EXERCISE DATA:
+-------+

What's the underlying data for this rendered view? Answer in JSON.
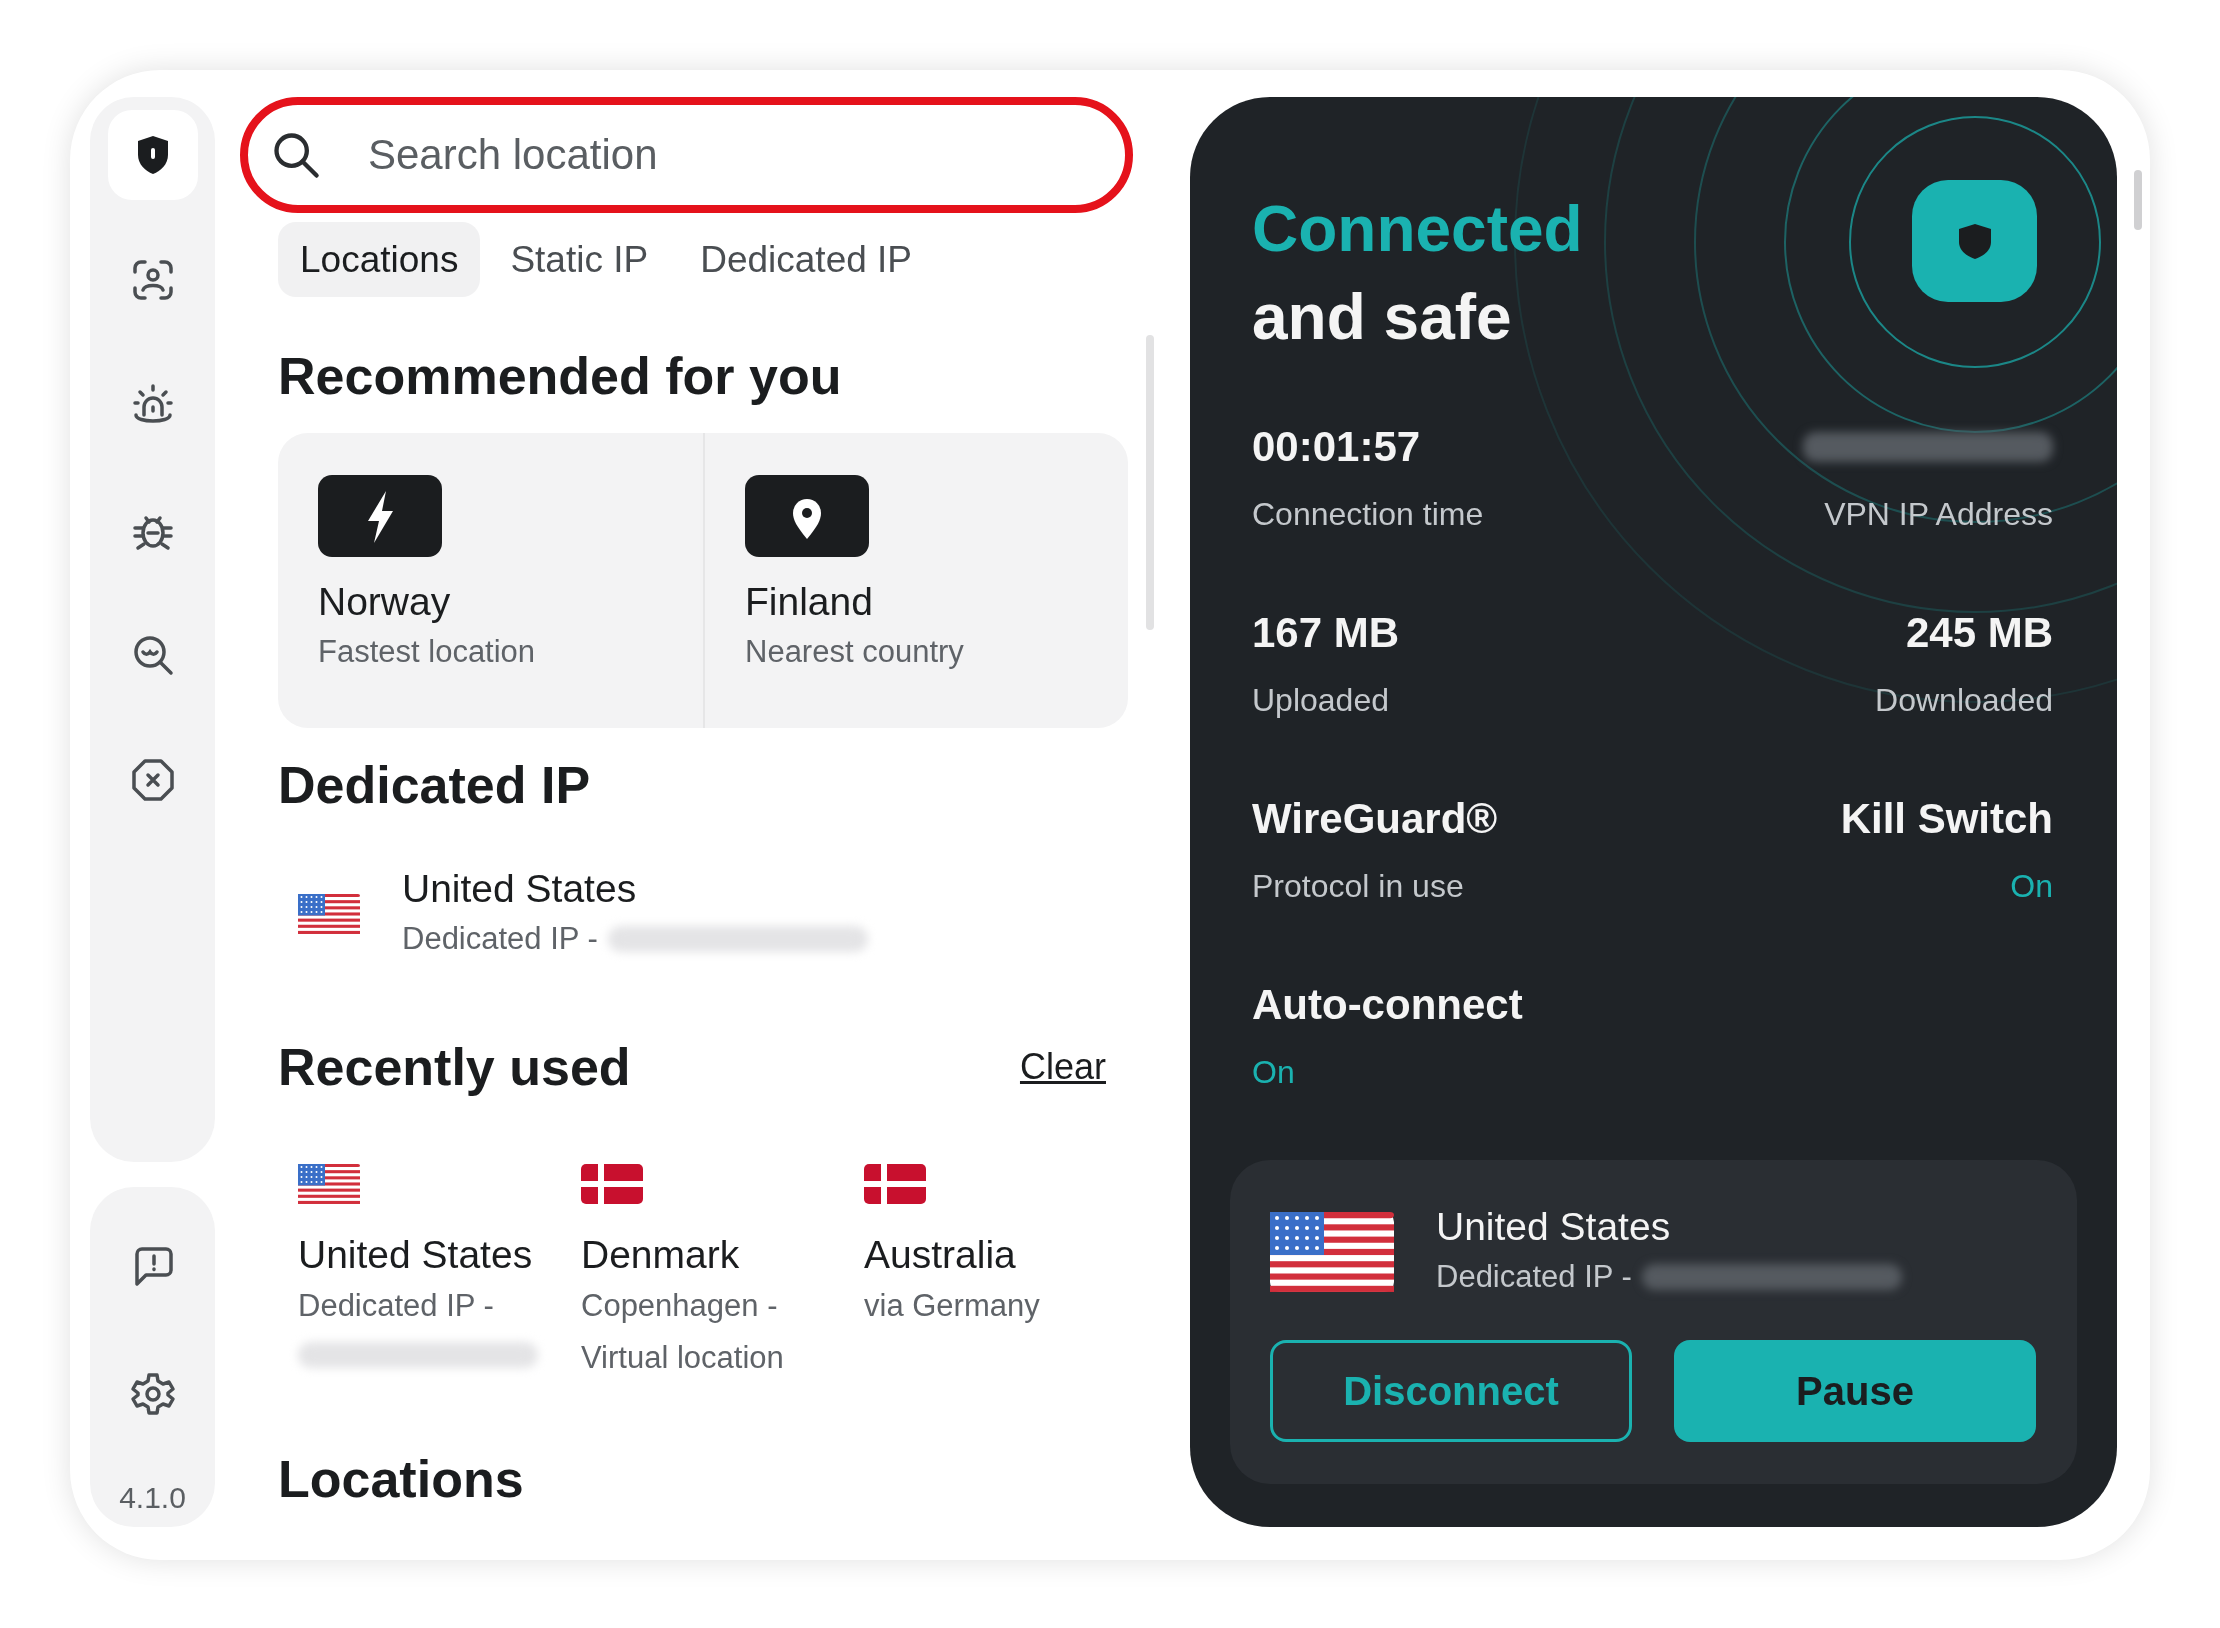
{
  "sidebar": {
    "items": [
      {
        "selected": true
      },
      {
        "selected": false
      },
      {
        "selected": false
      },
      {
        "selected": false
      },
      {
        "selected": false
      },
      {
        "selected": false
      }
    ],
    "footer_items": [
      {
        "selected": false
      },
      {
        "selected": false
      }
    ],
    "version": "4.1.0"
  },
  "search": {
    "placeholder": "Search location"
  },
  "tabs": [
    {
      "label": "Locations",
      "selected": true
    },
    {
      "label": "Static IP",
      "selected": false
    },
    {
      "label": "Dedicated IP",
      "selected": false
    }
  ],
  "recommended": {
    "heading": "Recommended for you",
    "items": [
      {
        "kind": "fastest",
        "title": "Norway",
        "subtitle": "Fastest location"
      },
      {
        "kind": "nearest",
        "title": "Finland",
        "subtitle": "Nearest country"
      }
    ]
  },
  "dedicated_ip": {
    "heading": "Dedicated IP",
    "items": [
      {
        "kind": "us",
        "country": "United States",
        "detail": "Dedicated IP -",
        "redacted": true
      }
    ]
  },
  "recently_used": {
    "heading": "Recently used",
    "clear": "Clear",
    "items": [
      {
        "kind": "us",
        "country": "United States",
        "detail": "Dedicated IP -",
        "redacted": true
      },
      {
        "kind": "dk",
        "country": "Denmark",
        "detail": "Copenhagen - Virtual location"
      },
      {
        "kind": "dk",
        "country": "Australia",
        "detail": "via Germany"
      }
    ]
  },
  "locations": {
    "heading": "Locations"
  },
  "status": {
    "title": "Connected",
    "subtitle": "and safe",
    "rows": [
      [
        {
          "value": "00:01:57",
          "label": "Connection time",
          "accent": false
        },
        {
          "label": "VPN IP Address",
          "accent": false,
          "redacted": true
        }
      ],
      [
        {
          "value": "167 MB",
          "label": "Uploaded",
          "accent": false
        },
        {
          "value": "245 MB",
          "label": "Downloaded",
          "accent": false
        }
      ],
      [
        {
          "value": "WireGuard®",
          "label": "Protocol in use",
          "accent": false
        },
        {
          "value": "Kill Switch",
          "label": "On",
          "accent": true
        }
      ],
      [
        {
          "value": "Auto-connect",
          "label": "On",
          "accent": true
        }
      ]
    ],
    "current": {
      "kind": "us",
      "country": "United States",
      "detail": "Dedicated IP -",
      "redacted": true
    },
    "buttons": [
      {
        "label": "Disconnect",
        "kind": "outline"
      },
      {
        "label": "Pause",
        "kind": "filled"
      }
    ]
  }
}
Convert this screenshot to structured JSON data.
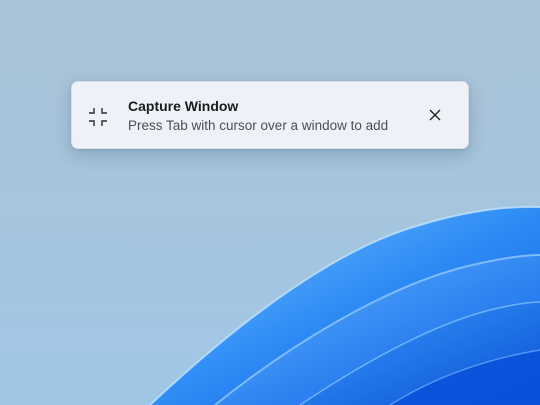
{
  "desktop": {
    "wallpaper": "windows-11-bloom-wallpaper"
  },
  "toast": {
    "icon": "capture-window-icon",
    "title": "Capture Window",
    "subtitle": "Press Tab with cursor over a window to add",
    "close_icon": "close-icon"
  }
}
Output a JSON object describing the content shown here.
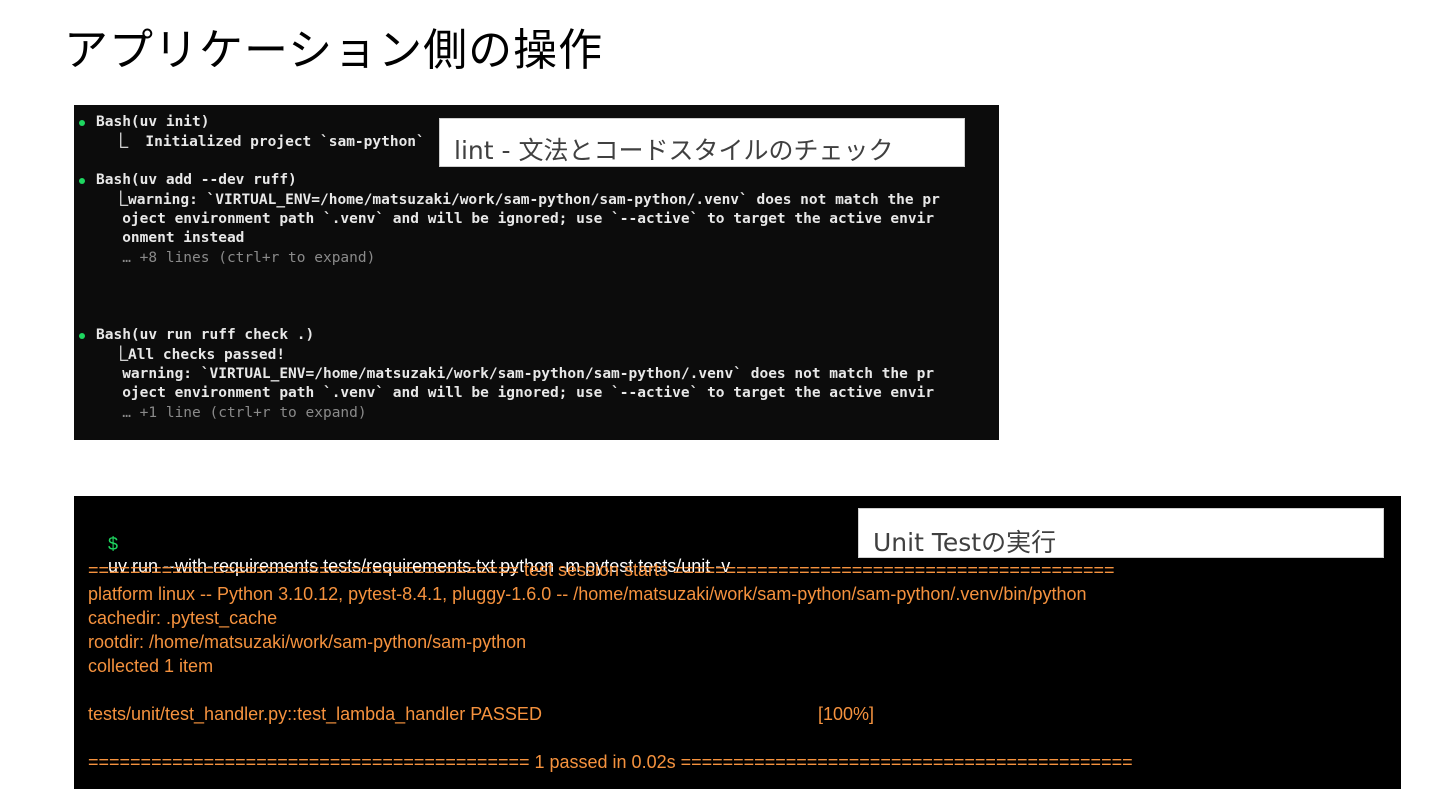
{
  "title": "アプリケーション側の操作",
  "lint_terminal": {
    "callout": "lint - 文法とコードスタイルのチェック",
    "lines": [
      "Bash(uv init)",
      "  ⎿  Initialized project `sam-python`",
      "Bash(uv add --dev ruff)",
      "  ⎿warning: `VIRTUAL_ENV=/home/matsuzaki/work/sam-python/sam-python/.venv` does not match the pr",
      "   oject environment path `.venv` and will be ignored; use `--active` to target the active envir",
      "   onment instead",
      "   … +8 lines (ctrl+r to expand)",
      "Bash(uv run ruff check .)",
      "  ⎿All checks passed!",
      "   warning: `VIRTUAL_ENV=/home/matsuzaki/work/sam-python/sam-python/.venv` does not match the pr",
      "   oject environment path `.venv` and will be ignored; use `--active` to target the active envir",
      "   … +1 line (ctrl+r to expand)"
    ]
  },
  "test_terminal": {
    "callout": "Unit Testの実行",
    "prompt": "$",
    "command": "uv run --with-requirements tests/requirements.txt python -m pytest tests/unit -v",
    "lines": [
      "========================================= test session starts ==========================================",
      "platform linux -- Python 3.10.12, pytest-8.4.1, pluggy-1.6.0 -- /home/matsuzaki/work/sam-python/sam-python/.venv/bin/python",
      "cachedir: .pytest_cache",
      "rootdir: /home/matsuzaki/work/sam-python/sam-python",
      "collected 1 item",
      "",
      "tests/unit/test_handler.py::test_lambda_handler PASSED",
      "",
      "========================================== 1 passed in 0.02s ==========================================="
    ],
    "progress": "[100%]"
  },
  "colors": {
    "terminal_bg": "#0c0c0c",
    "bullet_green": "#1ed760",
    "pytest_orange": "#f5923e"
  }
}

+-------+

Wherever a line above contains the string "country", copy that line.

PROBLEM SOLUTION:
        "subtitle": "Nearest country"
        "country": "United States",
        "country": "United States",
        "country": "Denmark",
        "country": "Australia",
      "country": "United States",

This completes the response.